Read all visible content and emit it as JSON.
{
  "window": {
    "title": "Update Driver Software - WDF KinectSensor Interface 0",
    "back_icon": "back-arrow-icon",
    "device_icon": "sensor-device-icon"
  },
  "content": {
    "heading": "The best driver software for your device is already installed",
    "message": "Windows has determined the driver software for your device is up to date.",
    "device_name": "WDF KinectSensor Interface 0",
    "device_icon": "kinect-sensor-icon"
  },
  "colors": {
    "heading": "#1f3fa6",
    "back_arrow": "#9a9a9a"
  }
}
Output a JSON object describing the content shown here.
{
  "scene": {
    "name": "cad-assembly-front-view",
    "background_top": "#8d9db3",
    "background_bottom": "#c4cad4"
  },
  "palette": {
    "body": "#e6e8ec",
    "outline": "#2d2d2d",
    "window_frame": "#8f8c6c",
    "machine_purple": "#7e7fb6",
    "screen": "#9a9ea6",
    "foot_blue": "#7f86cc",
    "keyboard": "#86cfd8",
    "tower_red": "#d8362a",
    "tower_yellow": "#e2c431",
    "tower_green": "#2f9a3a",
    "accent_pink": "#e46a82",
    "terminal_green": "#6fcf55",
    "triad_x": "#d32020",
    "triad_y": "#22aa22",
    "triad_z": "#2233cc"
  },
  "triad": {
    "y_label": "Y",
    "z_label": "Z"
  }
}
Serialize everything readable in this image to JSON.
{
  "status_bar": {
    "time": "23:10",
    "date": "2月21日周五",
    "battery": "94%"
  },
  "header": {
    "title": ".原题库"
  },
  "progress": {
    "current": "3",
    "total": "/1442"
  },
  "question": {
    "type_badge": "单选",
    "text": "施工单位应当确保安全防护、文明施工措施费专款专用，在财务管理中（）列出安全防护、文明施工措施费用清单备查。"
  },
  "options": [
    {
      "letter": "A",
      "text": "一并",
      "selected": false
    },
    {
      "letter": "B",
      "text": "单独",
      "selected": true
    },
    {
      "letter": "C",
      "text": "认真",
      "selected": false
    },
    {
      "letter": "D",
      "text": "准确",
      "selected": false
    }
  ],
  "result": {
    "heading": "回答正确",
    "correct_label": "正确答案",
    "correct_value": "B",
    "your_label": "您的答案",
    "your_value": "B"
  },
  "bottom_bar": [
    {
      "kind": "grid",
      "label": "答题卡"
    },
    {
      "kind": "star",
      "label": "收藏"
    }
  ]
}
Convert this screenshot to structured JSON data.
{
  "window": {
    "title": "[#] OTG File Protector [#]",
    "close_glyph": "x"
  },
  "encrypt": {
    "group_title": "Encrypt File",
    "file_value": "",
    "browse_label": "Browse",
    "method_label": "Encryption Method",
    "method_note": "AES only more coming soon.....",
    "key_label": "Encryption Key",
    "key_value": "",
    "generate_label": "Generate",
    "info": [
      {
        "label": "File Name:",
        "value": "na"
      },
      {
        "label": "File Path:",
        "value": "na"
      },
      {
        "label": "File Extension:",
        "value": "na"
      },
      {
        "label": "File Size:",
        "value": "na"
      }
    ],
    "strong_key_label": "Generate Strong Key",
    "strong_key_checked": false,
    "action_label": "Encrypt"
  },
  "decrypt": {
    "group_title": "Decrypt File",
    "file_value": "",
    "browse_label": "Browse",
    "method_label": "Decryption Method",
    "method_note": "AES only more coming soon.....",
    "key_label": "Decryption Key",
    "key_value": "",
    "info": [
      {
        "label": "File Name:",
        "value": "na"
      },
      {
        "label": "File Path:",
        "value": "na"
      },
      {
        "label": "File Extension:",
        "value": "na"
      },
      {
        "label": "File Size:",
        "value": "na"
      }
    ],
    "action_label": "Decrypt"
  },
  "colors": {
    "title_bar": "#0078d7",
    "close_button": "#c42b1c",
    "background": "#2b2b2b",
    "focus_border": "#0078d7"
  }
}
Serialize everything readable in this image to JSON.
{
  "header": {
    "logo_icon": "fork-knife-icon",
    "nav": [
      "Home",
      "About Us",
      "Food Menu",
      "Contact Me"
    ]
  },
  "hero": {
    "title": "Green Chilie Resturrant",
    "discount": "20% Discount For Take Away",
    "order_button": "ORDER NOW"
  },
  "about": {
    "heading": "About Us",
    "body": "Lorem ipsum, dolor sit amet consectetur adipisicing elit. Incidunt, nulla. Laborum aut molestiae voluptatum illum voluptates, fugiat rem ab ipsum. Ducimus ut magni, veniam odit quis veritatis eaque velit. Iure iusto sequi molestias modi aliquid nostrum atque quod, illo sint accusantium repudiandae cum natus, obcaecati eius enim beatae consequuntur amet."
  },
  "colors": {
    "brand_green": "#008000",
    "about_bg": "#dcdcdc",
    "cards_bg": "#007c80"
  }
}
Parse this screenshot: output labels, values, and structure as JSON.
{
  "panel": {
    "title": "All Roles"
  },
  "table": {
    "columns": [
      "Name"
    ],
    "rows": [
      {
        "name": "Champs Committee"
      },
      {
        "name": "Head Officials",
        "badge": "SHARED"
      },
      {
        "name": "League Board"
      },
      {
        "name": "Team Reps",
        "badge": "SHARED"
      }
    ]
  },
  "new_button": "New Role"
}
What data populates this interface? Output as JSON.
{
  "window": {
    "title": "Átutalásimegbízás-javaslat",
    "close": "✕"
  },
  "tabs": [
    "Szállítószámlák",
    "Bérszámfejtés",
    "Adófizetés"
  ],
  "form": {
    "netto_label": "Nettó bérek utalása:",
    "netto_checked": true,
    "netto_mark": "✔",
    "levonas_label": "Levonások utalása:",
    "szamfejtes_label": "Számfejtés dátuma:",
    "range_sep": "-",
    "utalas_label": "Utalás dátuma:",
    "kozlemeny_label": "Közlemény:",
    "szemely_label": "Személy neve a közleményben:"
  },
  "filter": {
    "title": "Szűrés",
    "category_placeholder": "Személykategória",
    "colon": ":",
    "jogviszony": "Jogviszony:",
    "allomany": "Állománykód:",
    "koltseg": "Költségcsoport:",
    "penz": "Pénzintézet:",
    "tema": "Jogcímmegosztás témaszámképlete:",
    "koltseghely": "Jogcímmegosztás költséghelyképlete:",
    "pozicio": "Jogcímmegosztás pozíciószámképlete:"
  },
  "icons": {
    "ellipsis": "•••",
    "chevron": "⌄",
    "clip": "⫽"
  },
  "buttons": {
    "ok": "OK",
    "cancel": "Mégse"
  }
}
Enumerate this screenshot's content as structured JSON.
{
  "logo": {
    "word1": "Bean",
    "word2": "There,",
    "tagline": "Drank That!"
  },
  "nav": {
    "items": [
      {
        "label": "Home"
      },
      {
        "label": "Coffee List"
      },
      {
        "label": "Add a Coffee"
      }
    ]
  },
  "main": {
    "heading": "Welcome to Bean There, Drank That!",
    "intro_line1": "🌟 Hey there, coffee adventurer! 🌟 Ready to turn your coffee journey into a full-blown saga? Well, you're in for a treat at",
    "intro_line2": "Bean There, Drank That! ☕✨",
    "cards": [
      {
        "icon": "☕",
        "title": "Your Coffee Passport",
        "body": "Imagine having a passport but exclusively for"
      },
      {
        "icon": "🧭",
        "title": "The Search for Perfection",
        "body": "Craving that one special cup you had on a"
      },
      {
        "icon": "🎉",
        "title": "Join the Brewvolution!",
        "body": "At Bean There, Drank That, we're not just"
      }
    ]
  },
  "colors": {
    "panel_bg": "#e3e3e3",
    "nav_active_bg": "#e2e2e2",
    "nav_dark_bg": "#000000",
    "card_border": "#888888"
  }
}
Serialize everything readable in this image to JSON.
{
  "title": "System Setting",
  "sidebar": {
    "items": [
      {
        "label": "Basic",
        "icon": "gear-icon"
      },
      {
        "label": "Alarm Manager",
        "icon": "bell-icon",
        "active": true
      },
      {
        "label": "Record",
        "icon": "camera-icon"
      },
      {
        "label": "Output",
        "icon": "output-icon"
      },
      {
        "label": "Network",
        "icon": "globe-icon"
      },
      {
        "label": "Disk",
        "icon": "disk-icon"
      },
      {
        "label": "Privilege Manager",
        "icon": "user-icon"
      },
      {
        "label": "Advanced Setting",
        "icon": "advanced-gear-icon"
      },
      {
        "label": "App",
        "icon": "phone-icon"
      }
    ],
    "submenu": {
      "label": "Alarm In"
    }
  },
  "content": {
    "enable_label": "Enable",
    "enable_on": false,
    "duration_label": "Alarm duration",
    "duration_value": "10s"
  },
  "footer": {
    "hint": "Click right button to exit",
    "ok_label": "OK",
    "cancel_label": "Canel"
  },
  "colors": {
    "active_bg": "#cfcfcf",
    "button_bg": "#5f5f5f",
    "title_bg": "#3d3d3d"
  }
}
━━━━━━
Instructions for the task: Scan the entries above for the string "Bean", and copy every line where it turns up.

Response:
    "word1": "Bean",
    "heading": "Welcome to Bean There, Drank That!",
    "intro_line2": "Bean There, Drank That! ☕✨",
        "body": "At Bean There, Drank That, we're not just"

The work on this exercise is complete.